WORK INSTRUCTIONS. Consider the data that follows and state how many lines contain the string "Editor", using the number alone.

Web page and app entries:
=== Section Start ===

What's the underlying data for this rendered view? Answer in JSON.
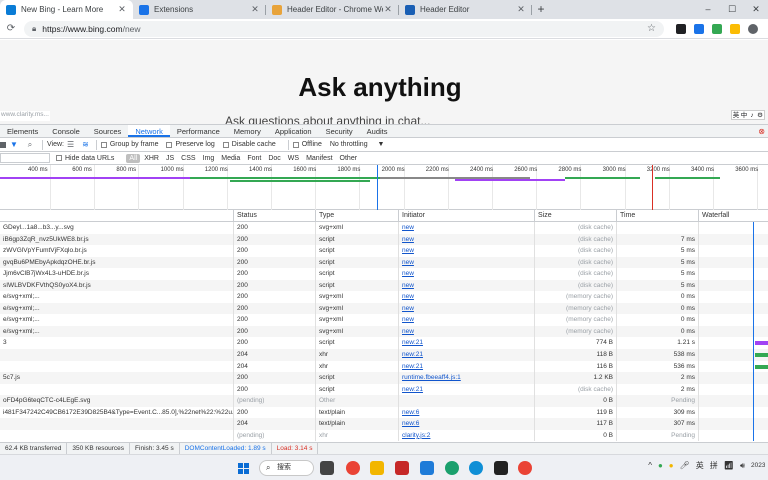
{
  "browser": {
    "tabs": [
      {
        "title": "New Bing - Learn More",
        "active": true,
        "favicon_color": "#0a7cd6"
      },
      {
        "title": "Extensions",
        "active": false,
        "favicon_color": "#1a73e8"
      },
      {
        "title": "Header Editor - Chrome Web",
        "active": false,
        "favicon_color": "#e8a33a"
      },
      {
        "title": "Header Editor",
        "active": false,
        "favicon_color": "#1a5fb4"
      }
    ],
    "new_tab": "+",
    "address": {
      "host": "https://www.bing.com",
      "path": "/new"
    }
  },
  "page": {
    "headline": "Ask anything",
    "subline": "Ask questions about anything in chat...",
    "tooltip": "www.clarity.ms...",
    "ime": [
      "英",
      "中",
      "♪",
      "⚙"
    ]
  },
  "devtools": {
    "tabs": [
      "Elements",
      "Console",
      "Sources",
      "Network",
      "Performance",
      "Memory",
      "Application",
      "Security",
      "Audits"
    ],
    "active_tab": "Network",
    "toolbar": {
      "view_label": "View:",
      "group_by_frame": "Group by frame",
      "preserve_log": "Preserve log",
      "disable_cache": "Disable cache",
      "offline": "Offline",
      "throttling": "No throttling"
    },
    "filter": {
      "hide_data_urls": "Hide data URLs",
      "types": [
        "All",
        "XHR",
        "JS",
        "CSS",
        "Img",
        "Media",
        "Font",
        "Doc",
        "WS",
        "Manifest",
        "Other"
      ]
    },
    "overview_ticks": [
      "400 ms",
      "600 ms",
      "800 ms",
      "1000 ms",
      "1200 ms",
      "1400 ms",
      "1600 ms",
      "1800 ms",
      "2000 ms",
      "2200 ms",
      "2400 ms",
      "2600 ms",
      "2800 ms",
      "3000 ms",
      "3200 ms",
      "3400 ms",
      "3600 ms"
    ],
    "columns": [
      "",
      "Status",
      "Type",
      "Initiator",
      "Size",
      "Time",
      "Waterfall"
    ],
    "rows": [
      {
        "name": "GDeyl...1a8...b3...y...svg",
        "status": "200",
        "type": "svg+xml",
        "initiator": "new",
        "size": "(disk cache)",
        "time": "",
        "pending": false
      },
      {
        "name": "iB6gp3ZqR_nvz5UkWE8.br.js",
        "status": "200",
        "type": "script",
        "initiator": "new",
        "size": "(disk cache)",
        "time": "7 ms",
        "pending": false
      },
      {
        "name": "zWVGlVpYFumtVjFXqlo.br.js",
        "status": "200",
        "type": "script",
        "initiator": "new",
        "size": "(disk cache)",
        "time": "5 ms",
        "pending": false
      },
      {
        "name": "gvqBu6PMEbyApkdqzOHE.br.js",
        "status": "200",
        "type": "script",
        "initiator": "new",
        "size": "(disk cache)",
        "time": "5 ms",
        "pending": false
      },
      {
        "name": "Jjm6vClB7jWx4L3-uHDE.br.js",
        "status": "200",
        "type": "script",
        "initiator": "new",
        "size": "(disk cache)",
        "time": "5 ms",
        "pending": false
      },
      {
        "name": "sIWLBVDKFVthQS0yoX4.br.js",
        "status": "200",
        "type": "script",
        "initiator": "new",
        "size": "(disk cache)",
        "time": "5 ms",
        "pending": false
      },
      {
        "name": "e/svg+xml;...",
        "status": "200",
        "type": "svg+xml",
        "initiator": "new",
        "size": "(memory cache)",
        "time": "0 ms",
        "pending": false
      },
      {
        "name": "e/svg+xml;...",
        "status": "200",
        "type": "svg+xml",
        "initiator": "new",
        "size": "(memory cache)",
        "time": "0 ms",
        "pending": false
      },
      {
        "name": "e/svg+xml;...",
        "status": "200",
        "type": "svg+xml",
        "initiator": "new",
        "size": "(memory cache)",
        "time": "0 ms",
        "pending": false
      },
      {
        "name": "e/svg+xml;...",
        "status": "200",
        "type": "svg+xml",
        "initiator": "new",
        "size": "(memory cache)",
        "time": "0 ms",
        "pending": false
      },
      {
        "name": "3",
        "status": "200",
        "type": "script",
        "initiator": "new:21",
        "size": "774 B",
        "time": "1.21 s",
        "pending": false
      },
      {
        "name": "",
        "status": "204",
        "type": "xhr",
        "initiator": "new:21",
        "size": "118 B",
        "time": "538 ms",
        "pending": false
      },
      {
        "name": "",
        "status": "204",
        "type": "xhr",
        "initiator": "new:21",
        "size": "116 B",
        "time": "536 ms",
        "pending": false
      },
      {
        "name": "5c7.js",
        "status": "200",
        "type": "script",
        "initiator": "runtime.fbeeaff4.js:1",
        "size": "1.2 KB",
        "time": "2 ms",
        "pending": false
      },
      {
        "name": "",
        "status": "200",
        "type": "script",
        "initiator": "new:21",
        "size": "(disk cache)",
        "time": "2 ms",
        "pending": false
      },
      {
        "name": "oFD4pG6teqCTC-c4LEgE.svg",
        "status": "(pending)",
        "type": "Other",
        "initiator": "",
        "size": "0 B",
        "time": "Pending",
        "pending": true
      },
      {
        "name": "i481F347242C49CB6172E39D825B4&Type=Event.C...85.0],%22net%22:%22u...",
        "status": "200",
        "type": "text/plain",
        "initiator": "new:6",
        "size": "119 B",
        "time": "309 ms",
        "pending": false
      },
      {
        "name": "",
        "status": "204",
        "type": "text/plain",
        "initiator": "new:6",
        "size": "117 B",
        "time": "307 ms",
        "pending": false
      },
      {
        "name": "",
        "status": "(pending)",
        "type": "xhr",
        "initiator": "clarity.js:2",
        "size": "0 B",
        "time": "Pending",
        "pending": true
      }
    ],
    "status_bar": {
      "transferred": "62.4 KB transferred",
      "resources": "350 KB resources",
      "finish": "Finish: 3.45 s",
      "dom_loaded": "DOMContentLoaded: 1.89 s",
      "load": "Load: 3.14 s"
    }
  },
  "taskbar": {
    "search_label": "搜索",
    "tray_lang": "英",
    "tray_ime": "拼",
    "clock_year": "2023"
  }
}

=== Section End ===

YOUR RESPONSE. 2